Woodlands are a great location to let your dog take his time and let you know when he's had enough. The soft ground will also help older, arthritic paws. Clowes Wood is one of the lesser-known woodlands in the 11 square mile Blean Woods Nature Reserve. This little wood of mainly conifers is managed by the forestry commission with good paths and is found between Tyler Hill and Chestfield. It's said to be one of the best places in the country to hear the song of the nightjar.
Cultural trail – Herne Bay
Why not take yourself on the cultural trail to test your knowledge of Herne Bay, while allowing little paws to take their time. Follow the signs from the historical mural in William Street and take a tour of smuggling, Victorian history, aviation and even murder!
Pub lunch anyone?

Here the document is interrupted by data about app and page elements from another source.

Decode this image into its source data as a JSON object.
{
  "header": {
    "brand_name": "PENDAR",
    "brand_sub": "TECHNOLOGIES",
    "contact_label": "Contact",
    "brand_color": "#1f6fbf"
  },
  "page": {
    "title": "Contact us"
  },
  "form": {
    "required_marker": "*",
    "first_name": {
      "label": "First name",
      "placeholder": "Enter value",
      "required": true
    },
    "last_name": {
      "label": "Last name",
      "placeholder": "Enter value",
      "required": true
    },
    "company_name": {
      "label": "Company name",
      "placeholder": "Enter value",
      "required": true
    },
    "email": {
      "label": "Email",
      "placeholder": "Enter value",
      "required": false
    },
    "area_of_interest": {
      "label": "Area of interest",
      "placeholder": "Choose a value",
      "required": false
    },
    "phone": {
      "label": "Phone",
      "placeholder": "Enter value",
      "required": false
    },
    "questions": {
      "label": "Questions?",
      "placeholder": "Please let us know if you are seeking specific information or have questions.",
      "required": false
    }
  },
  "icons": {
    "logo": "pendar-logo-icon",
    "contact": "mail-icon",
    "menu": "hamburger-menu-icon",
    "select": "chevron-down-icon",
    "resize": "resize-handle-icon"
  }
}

When they are open again, there will be plenty of pubs to take your pooch to. Top picks in Herne Bay is the Hampton’s Inn and The Ship Inn. Both conveniently at either end of the seafront, allowing plenty of excuses for a walk and refuel.

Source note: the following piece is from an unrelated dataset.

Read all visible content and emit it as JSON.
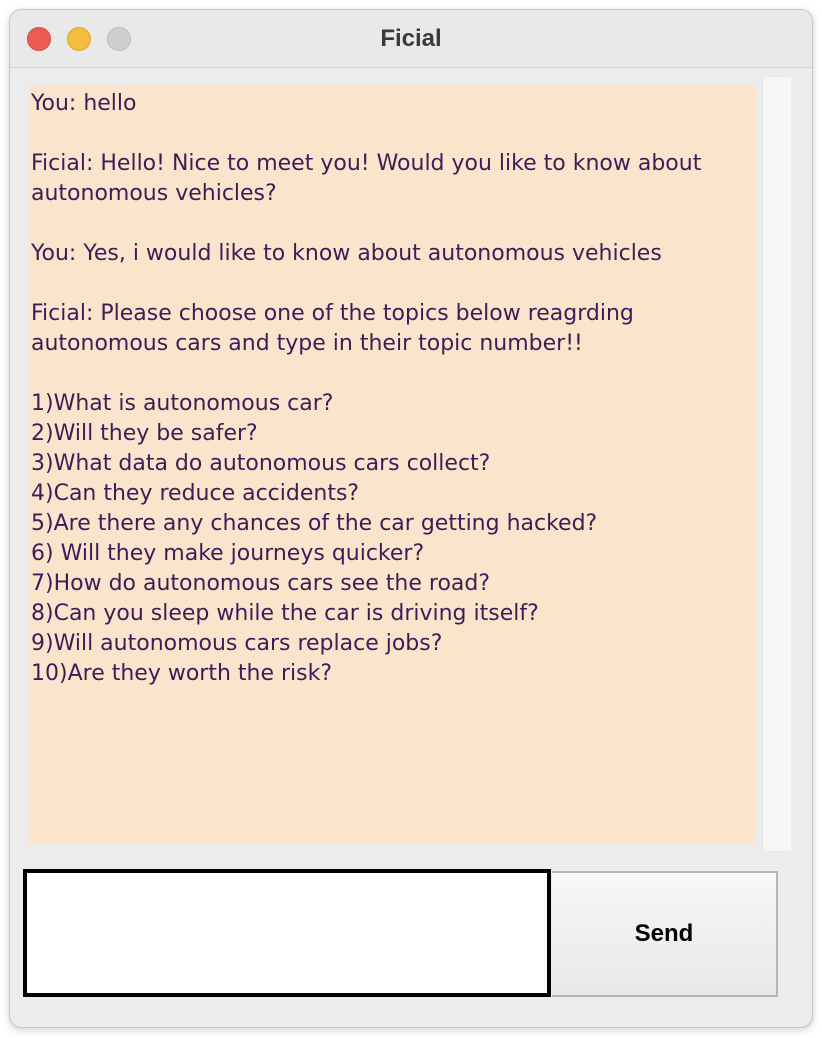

For Whitstable, The Pearson’s Arms, Birdies Restaurants and The Neptune appear to be the favourite doggy stop-offs, and with The Neptune being right on the beach, what’s not to like?
For a city, you might be surprised to learn that there are plenty of dog-friendly pubs here too. The pick of the crop on TripAdvisor includes The Millers Arms, Oscar and Bentleys and The Two Sawyers.
Play by the rules:
- Staying safe is our biggest priority right now and keeping to social distance rules is crucial when visiting our areas with your dog.
- Keep your dog on a lead in busy places. If your dog is off-lead and comes close to another dog or person and you need to retrieve him, this will impact on social distancing safety.
- Always clear up dog mess and follow the countryside courtesy of Respect-Protect-Enjoy.
- Be vigilant of dog theft and keep your dog close and in sight at all times.
- Most of all – enjoy your walkies!
Businesses across Canterbury, Whitstable and Herne Bay look forward to welcoming you back into our city and towns after lockdown. They continue to work hard to keep you safe and follow government’s covid guidelines. For example, adapting their spaces to allow you to maintain social distance, wearing face coverings, having hand sanitising stations, introducing one way systems and reduced capacity, taking online bookings only, offering contactless collection and delivery, and, where applicable, following the government's Track and Trace guidelines.